He isn’t just a player. He’s a lifer.
The son of an Auburn man who wears his father’s number on his jersey, Nix could rattle off every Auburn coach since Shug Jordan if you asked him. So he knows what a pivotal time it is on the Plains as Auburn enters a new era under Bryan Harsin.
He also knows he could play better. And if being his own biggest critic wasn’t enough, he hears the outside criticism, too.
Still, he’s unflappable going into his junior season. And after lessons learned the hard way at Auburn, he could be a better player for the way he deals with the pressure — and a better Auburn man, too.
“I know who I am, and that’s important,” Nix said at last week’s SEC Media Days.

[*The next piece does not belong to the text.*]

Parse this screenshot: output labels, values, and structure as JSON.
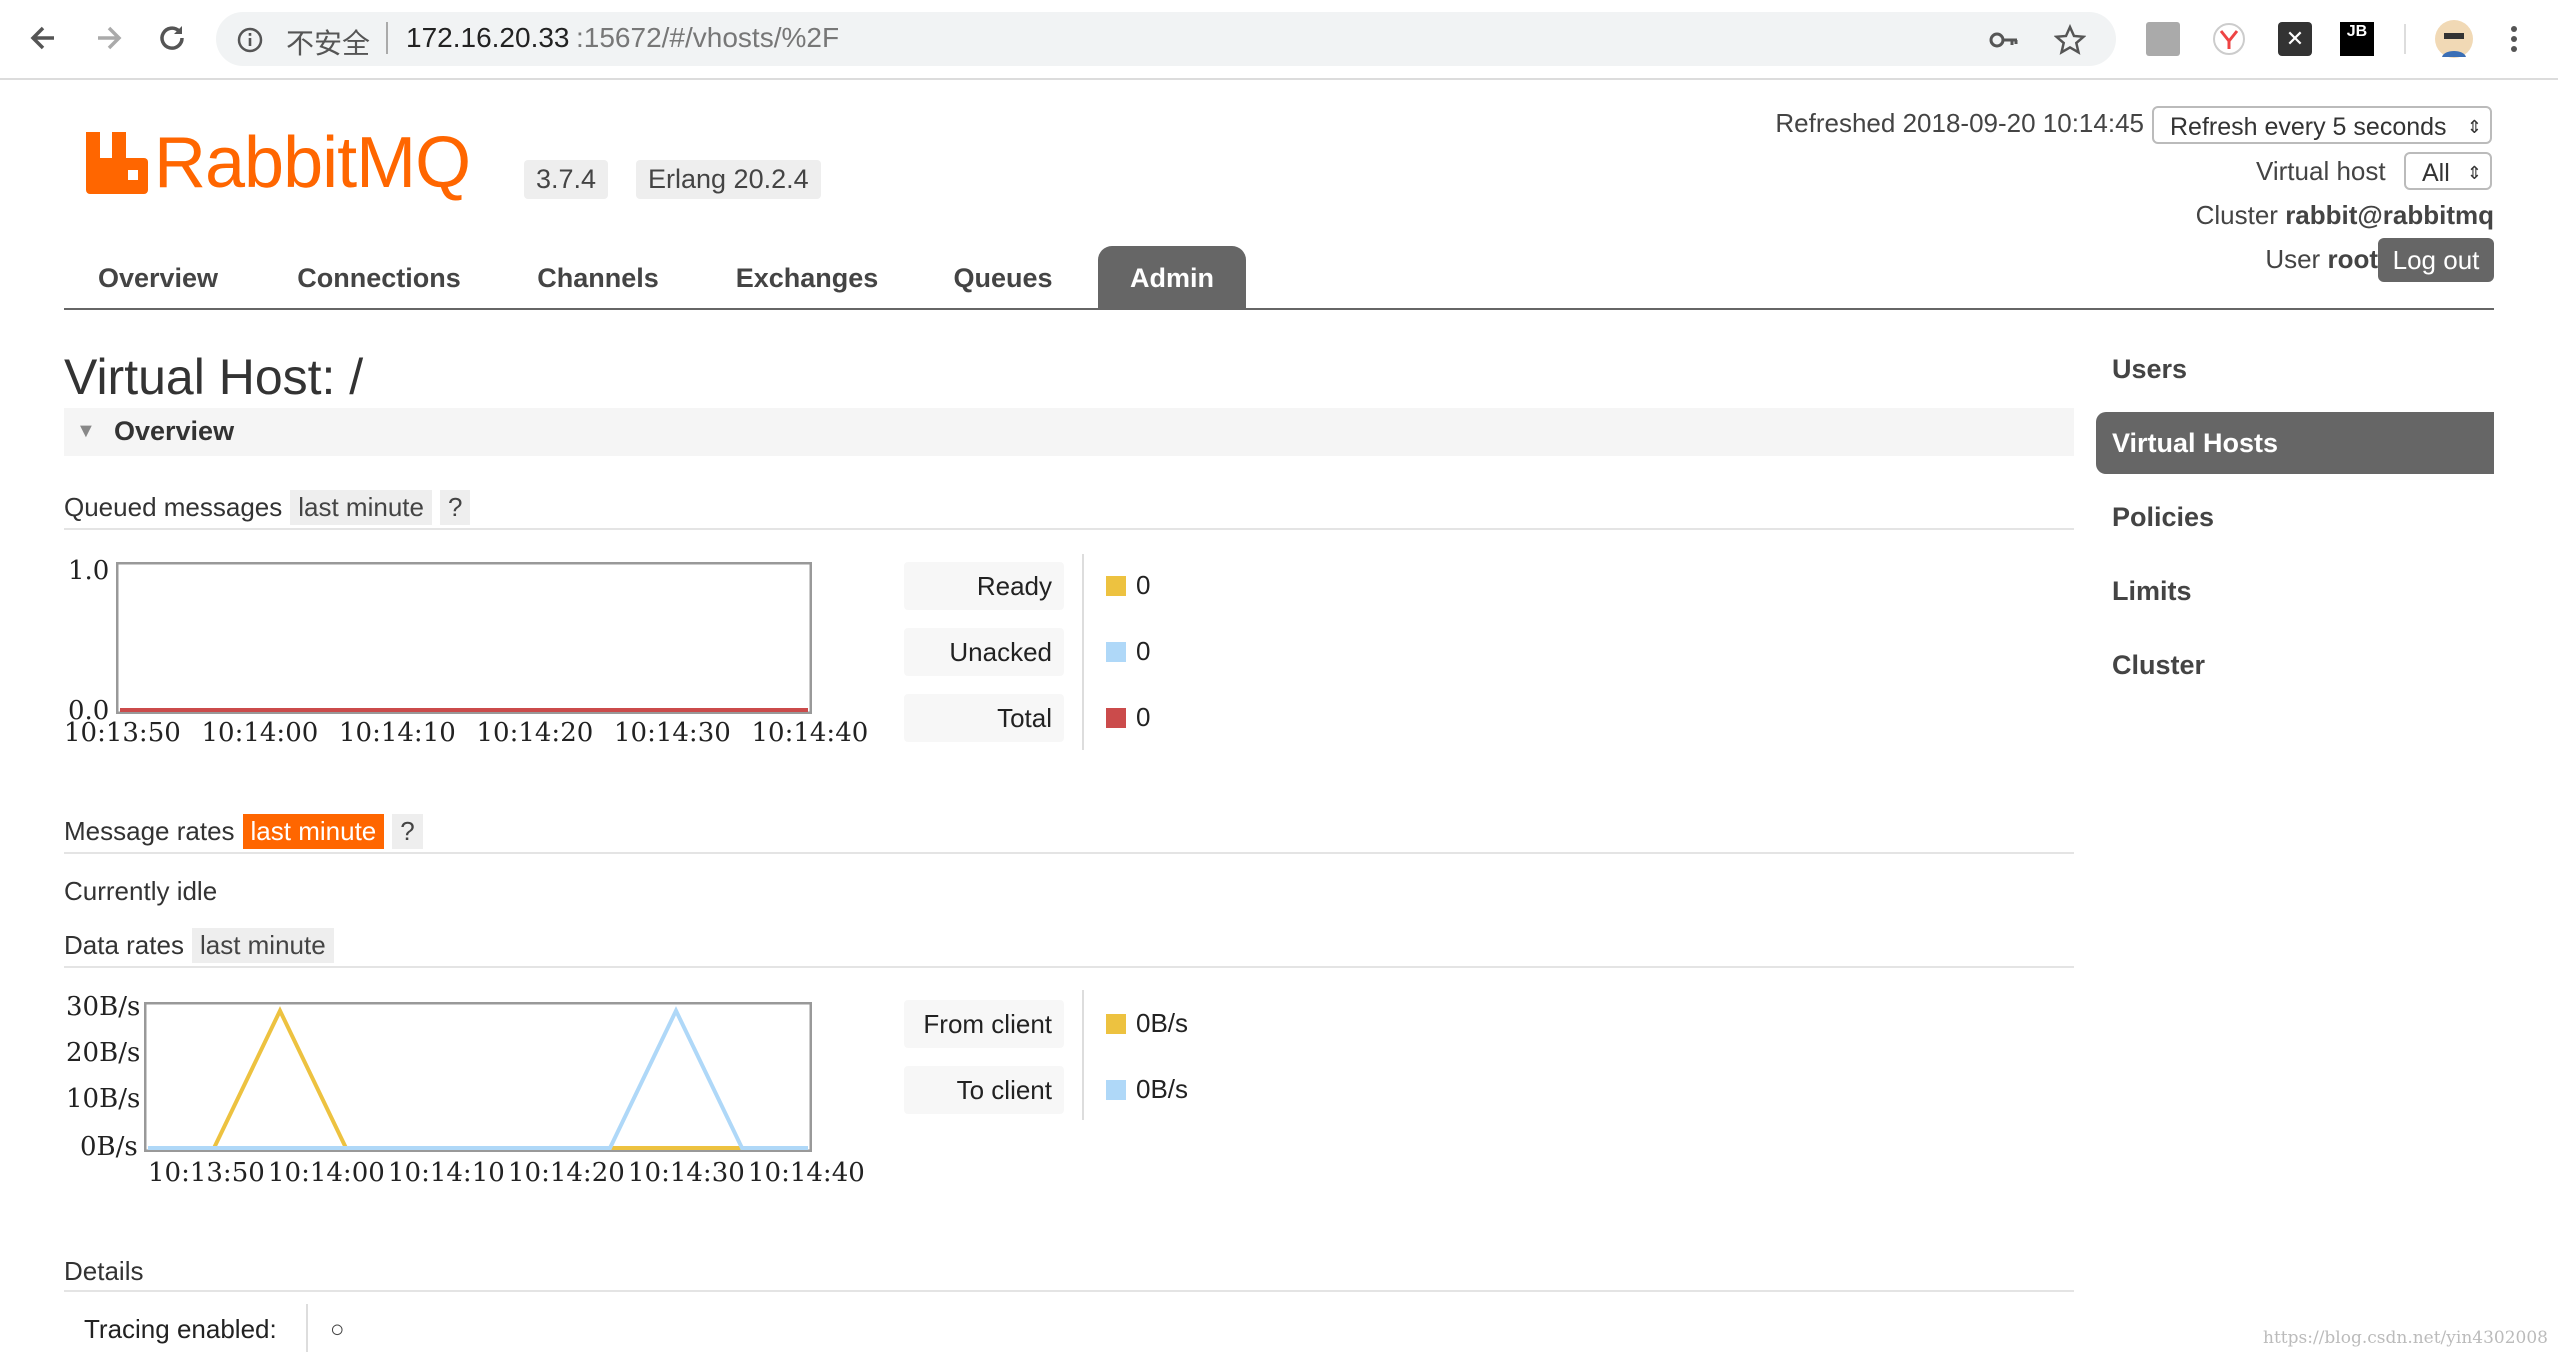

Nix stood up in the spotlight Thursday at SEC Media Days with all the poise of the Auburn football quarterback he’s always wanted to be. He put his teammates first like a leader, he deferred to his coaching like a listener, and he made it clear to everyone in the room that he isn’t scared of Alabama.

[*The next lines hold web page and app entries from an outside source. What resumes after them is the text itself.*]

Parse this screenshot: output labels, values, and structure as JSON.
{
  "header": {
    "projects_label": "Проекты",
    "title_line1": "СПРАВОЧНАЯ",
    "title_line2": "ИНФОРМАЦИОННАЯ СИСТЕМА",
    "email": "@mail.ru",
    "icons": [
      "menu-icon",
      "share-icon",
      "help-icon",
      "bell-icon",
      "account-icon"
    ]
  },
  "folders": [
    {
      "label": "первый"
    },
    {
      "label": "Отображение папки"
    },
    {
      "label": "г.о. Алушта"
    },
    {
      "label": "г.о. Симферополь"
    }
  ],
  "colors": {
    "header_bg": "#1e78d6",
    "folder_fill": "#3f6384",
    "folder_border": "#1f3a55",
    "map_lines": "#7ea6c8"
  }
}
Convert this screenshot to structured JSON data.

And when he said he knew he was, he showed his mind is made up as he enters a new season of challenges: He isn’t afraid of the moment, because he isn’t afraid of making mistakes.
“Tomorrow the sun will come up,” Nix said, pointing to his faith. “Especially after games, I can get up and I can go to church and kind of reset my life and know that, no matter what happens, football will end one day, and it’s just all about what kind of impact I can have on the lives of others.”

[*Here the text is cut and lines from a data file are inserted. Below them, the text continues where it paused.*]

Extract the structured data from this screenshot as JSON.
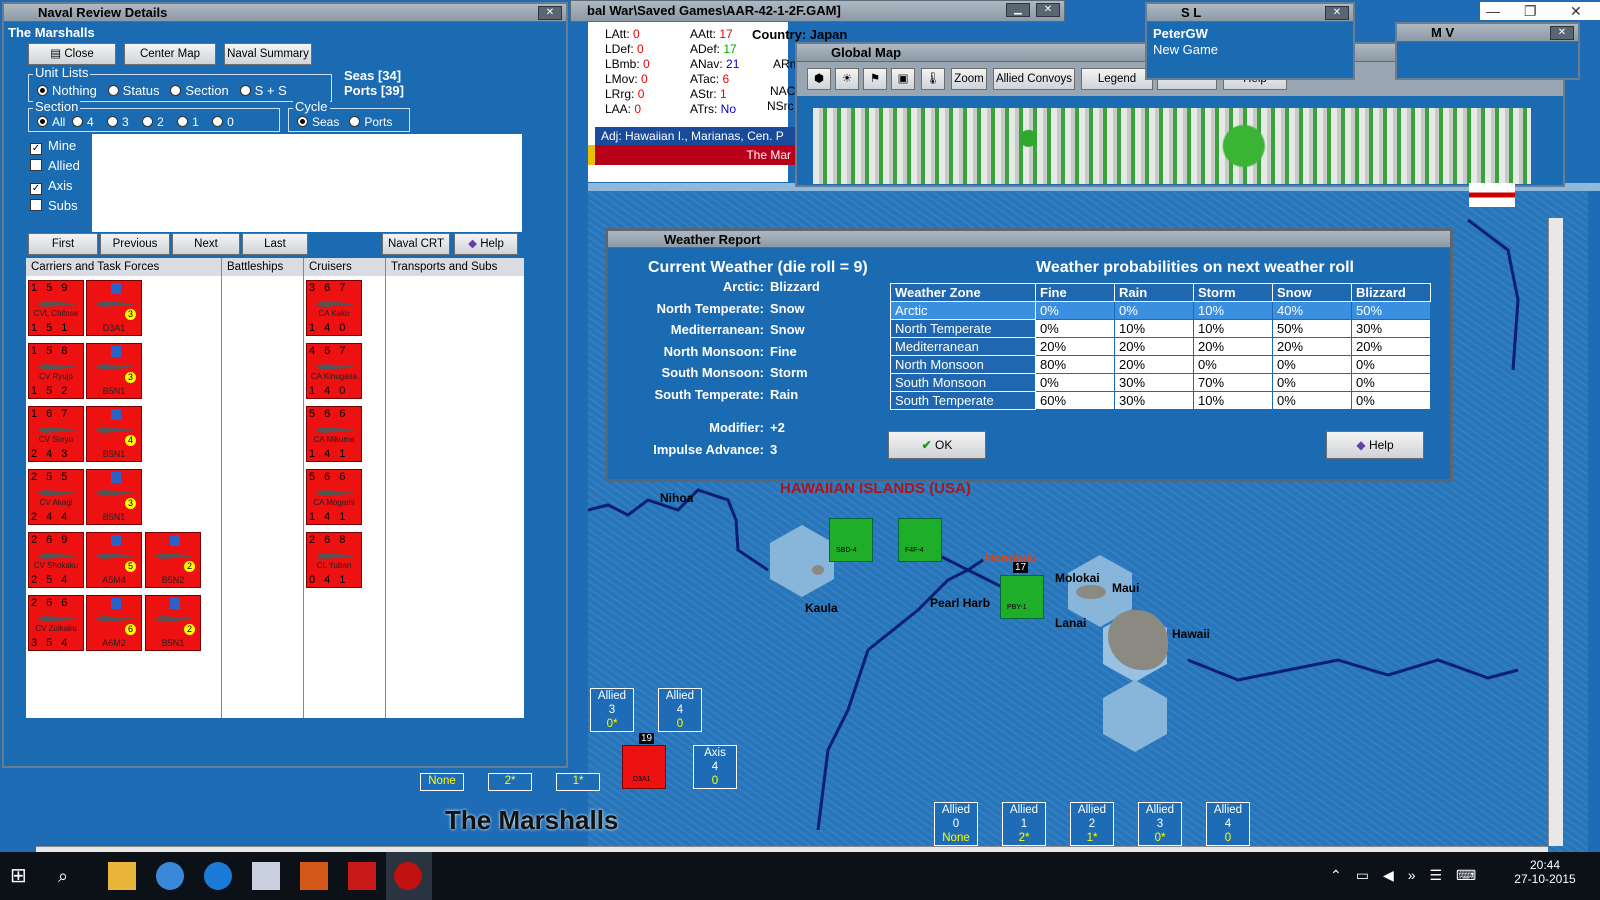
{
  "naval": {
    "title": "Naval Review Details",
    "sea_name": "The Marshalls",
    "buttons": {
      "close": "Close",
      "center_map": "Center Map",
      "naval_summary": "Naval Summary"
    },
    "seas_count": "Seas [34]",
    "ports_count": "Ports [39]",
    "unit_lists": {
      "caption": "Unit Lists",
      "options": [
        "Nothing",
        "Status",
        "Section",
        "S + S"
      ],
      "selected": "Nothing"
    },
    "section": {
      "caption": "Section",
      "options": [
        "All",
        "4",
        "3",
        "2",
        "1",
        "0"
      ],
      "selected": "All"
    },
    "cycle": {
      "caption": "Cycle",
      "options": [
        "Seas",
        "Ports"
      ],
      "selected": "Seas"
    },
    "filters": [
      {
        "label": "Mine",
        "checked": true
      },
      {
        "label": "Allied",
        "checked": false
      },
      {
        "label": "Axis",
        "checked": true
      },
      {
        "label": "Subs",
        "checked": false
      }
    ],
    "nav": {
      "first": "First",
      "previous": "Previous",
      "next": "Next",
      "last": "Last",
      "crt": "Naval CRT",
      "help": "Help"
    },
    "columns": [
      "Carriers and Task Forces",
      "Battleships",
      "Cruisers",
      "Transports and Subs"
    ],
    "carriers": [
      {
        "name": "CVL Chitose",
        "a": "1",
        "b": "5",
        "c": "9",
        "d": "1",
        "e": "5",
        "f": "1"
      },
      {
        "name": "CV Ryujo",
        "a": "1",
        "b": "5",
        "c": "8",
        "d": "1",
        "e": "5",
        "f": "2"
      },
      {
        "name": "CV Soryu",
        "a": "1",
        "b": "6",
        "c": "7",
        "d": "2",
        "e": "4",
        "f": "3"
      },
      {
        "name": "CV Akagi",
        "a": "2",
        "b": "5",
        "c": "5",
        "d": "2",
        "e": "4",
        "f": "4"
      },
      {
        "name": "CV Shokaku",
        "a": "2",
        "b": "6",
        "c": "9",
        "d": "2",
        "e": "5",
        "f": "4"
      },
      {
        "name": "CV Zuikaku",
        "a": "2",
        "b": "6",
        "c": "6",
        "d": "3",
        "e": "5",
        "f": "4"
      }
    ],
    "air": [
      {
        "name": "D3A1",
        "v": "3"
      },
      {
        "name": "B5N1",
        "v": "3"
      },
      {
        "name": "B5N1",
        "v": "4"
      },
      {
        "name": "B5N1",
        "v": "3"
      },
      {
        "name": "A5M4",
        "v": "5"
      },
      {
        "name": "A6M2",
        "v": "6"
      },
      {
        "name": "B5N2",
        "v": "2"
      },
      {
        "name": "B5N1",
        "v": "2"
      }
    ],
    "cruisers": [
      {
        "name": "CA Kako",
        "a": "3",
        "b": "6",
        "c": "7",
        "d": "1",
        "e": "4",
        "f": "0"
      },
      {
        "name": "CA Kinugasa",
        "a": "4",
        "b": "6",
        "c": "7",
        "d": "1",
        "e": "4",
        "f": "0"
      },
      {
        "name": "CA Mikuma",
        "a": "5",
        "b": "6",
        "c": "6",
        "d": "1",
        "e": "4",
        "f": "1"
      },
      {
        "name": "CA Mogami",
        "a": "5",
        "b": "6",
        "c": "6",
        "d": "1",
        "e": "4",
        "f": "1"
      },
      {
        "name": "CL Yubari",
        "a": "2",
        "b": "6",
        "c": "8",
        "d": "0",
        "e": "4",
        "f": "1"
      }
    ]
  },
  "savegame_title": "bal War\\Saved Games\\AAR-42-1-2F.GAM]",
  "info": {
    "left": [
      [
        "LAtt:",
        "0"
      ],
      [
        "LDef:",
        "0"
      ],
      [
        "LBmb:",
        "0"
      ],
      [
        "LMov:",
        "0"
      ],
      [
        "LRrg:",
        "0"
      ],
      [
        "LAA:",
        "0"
      ]
    ],
    "mid": [
      [
        "AAtt:",
        "17"
      ],
      [
        "ADef:",
        "17"
      ],
      [
        "ANav:",
        "21"
      ],
      [
        "ATac:",
        "6"
      ],
      [
        "AStr:",
        "1"
      ],
      [
        "ATrs:",
        "No"
      ]
    ],
    "country": "Country: Japan",
    "adj": "Adj: Hawaiian I., Marianas, Cen. P",
    "banner": "The Mar",
    "frag1": "ARn",
    "frag2": "NAC",
    "frag3": "NSrc"
  },
  "global_map": {
    "title": "Global Map",
    "zoom": "Zoom",
    "allied_convoys": "Allied Convoys",
    "legend": "Legend",
    "help": "Help"
  },
  "player_sl": {
    "title": "S L",
    "name": "PeterGW",
    "sub": "New Game"
  },
  "player_mv": {
    "title": "M V"
  },
  "weather": {
    "title": "Weather Report",
    "current": "Current Weather (die roll = 9)",
    "next": "Weather probabilities on next weather roll",
    "current_list": [
      [
        "Arctic:",
        "Blizzard"
      ],
      [
        "North Temperate:",
        "Snow"
      ],
      [
        "Mediterranean:",
        "Snow"
      ],
      [
        "North Monsoon:",
        "Fine"
      ],
      [
        "South Monsoon:",
        "Storm"
      ],
      [
        "South Temperate:",
        "Rain"
      ]
    ],
    "modifier": [
      "Modifier:",
      "+2"
    ],
    "impulse": [
      "Impulse Advance:",
      "3"
    ],
    "table_headers": [
      "Weather Zone",
      "Fine",
      "Rain",
      "Storm",
      "Snow",
      "Blizzard"
    ],
    "rows": [
      [
        "Arctic",
        "0%",
        "0%",
        "10%",
        "40%",
        "50%"
      ],
      [
        "North Temperate",
        "0%",
        "10%",
        "10%",
        "50%",
        "30%"
      ],
      [
        "Mediterranean",
        "20%",
        "20%",
        "20%",
        "20%",
        "20%"
      ],
      [
        "North Monsoon",
        "80%",
        "20%",
        "0%",
        "0%",
        "0%"
      ],
      [
        "South Monsoon",
        "0%",
        "30%",
        "70%",
        "0%",
        "0%"
      ],
      [
        "South Temperate",
        "60%",
        "30%",
        "10%",
        "0%",
        "0%"
      ]
    ],
    "selected_row": "Arctic",
    "ok": "OK",
    "help": "Help"
  },
  "map_labels": {
    "hawaiian": "HAWAIIAN ISLANDS (USA)",
    "nihoa": "Nihoa",
    "kaula": "Kaula",
    "pearl": "Pearl Harb",
    "honolulu": "Honolulu",
    "molokai": "Molokai",
    "maui": "Maui",
    "lanai": "Lanai",
    "hawaii": "Hawaii",
    "marshalls": "The Marshalls",
    "stack_count": "19",
    "pby_count": "17",
    "unit_ssd": "SBD-4",
    "unit_f4f": "F4F-4",
    "unit_pby": "PBY-1",
    "unit_d3a": "D3A1"
  },
  "sections": [
    {
      "side": "Allied",
      "num": "3",
      "val": "0*"
    },
    {
      "side": "Allied",
      "num": "4",
      "val": "0"
    },
    {
      "side": "Axis",
      "num": "4",
      "val": "0"
    }
  ],
  "bottom_left": [
    "None",
    "2*",
    "1*"
  ],
  "bottom_sections": [
    {
      "side": "Allied",
      "num": "0",
      "val": "None"
    },
    {
      "side": "Allied",
      "num": "1",
      "val": "2*"
    },
    {
      "side": "Allied",
      "num": "2",
      "val": "1*"
    },
    {
      "side": "Allied",
      "num": "3",
      "val": "0*"
    },
    {
      "side": "Allied",
      "num": "4",
      "val": "0"
    }
  ],
  "clock": {
    "time": "20:44",
    "date": "27-10-2015"
  }
}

It isn’t passive. That’s not Nix. Auburn football is in the young man’s blood.
But it’s perspective.
Nix has always dreamed of being the quarterback of the Auburn football team. It hasn’t always played out like he envisioned throwing the football around in the backyard. He didn’t imagine throwing three interceptions in The Swamp as a freshman, and he sure didn’t want to lose like he did in Tuscaloosa last fall. A coaching change happened this offseason that he didn’t expect when he signed, and Auburn brought in T.J. Finley to put the pressure on him at practice.
But criticism is inevitable, Nix has learned. He’s convinced that even if he was having that dream career, there’d still be negativity like what comes up when people talk about his play on the Plains.
“The biggest thing I’ve learned is, no matter what you do in life — you could be the most influential person in the country, you could change so many lives — but there’s always going to be that one person, more than one person, that doesn’t like what you’re doing or disagrees or thinks that you can do something better,” Nix said into the microphone in Hoover, speaking like a kid who’s gone through battles and learned from them.
“In high school, you don’t really go through that kind of stuff,” he explained. “ ... In college, I feel like no matter what side you’re on, you could get bad-mouthed and criticized. It goes with the territory. I knew coming to Auburn what I was going to face. I knew it was going to be difficult. You have to deal with certain fans across the state. So each and every time, every moment of criticism, you’ve just got to reflect on where you are and what I’m doing.
“I’m just thankful to be at Auburn.”
It’s a freeing perspective. If he can master it, he can get back to dreaming and throwing every pass without worrying about the nightmare.
Bryan Harsin in his own career on the other side of the country has picked up the same perspective — and he said in some months of knowing Nix, that Nix has responded to criticism well.
“I coached the winningest quarterback in college football, Kellen Moore, and he was criticized. He was 50-3, you know?” Harsin said. “He lost three games by seven points or less, but he still wasn’t good enough — just on and on and on with this guy. ... It’s amazing what he was able to do but still at the same time had to be extremely tough and took a lot of criticism for things that he didn’t do well because the expectations were so high.
“You’re going to be criticized,” he went on, “and you better understand how to handle that, and if it’s something that just eats you up and you can’t, it’s going to be hard for you to play at this level. He has handled it well.”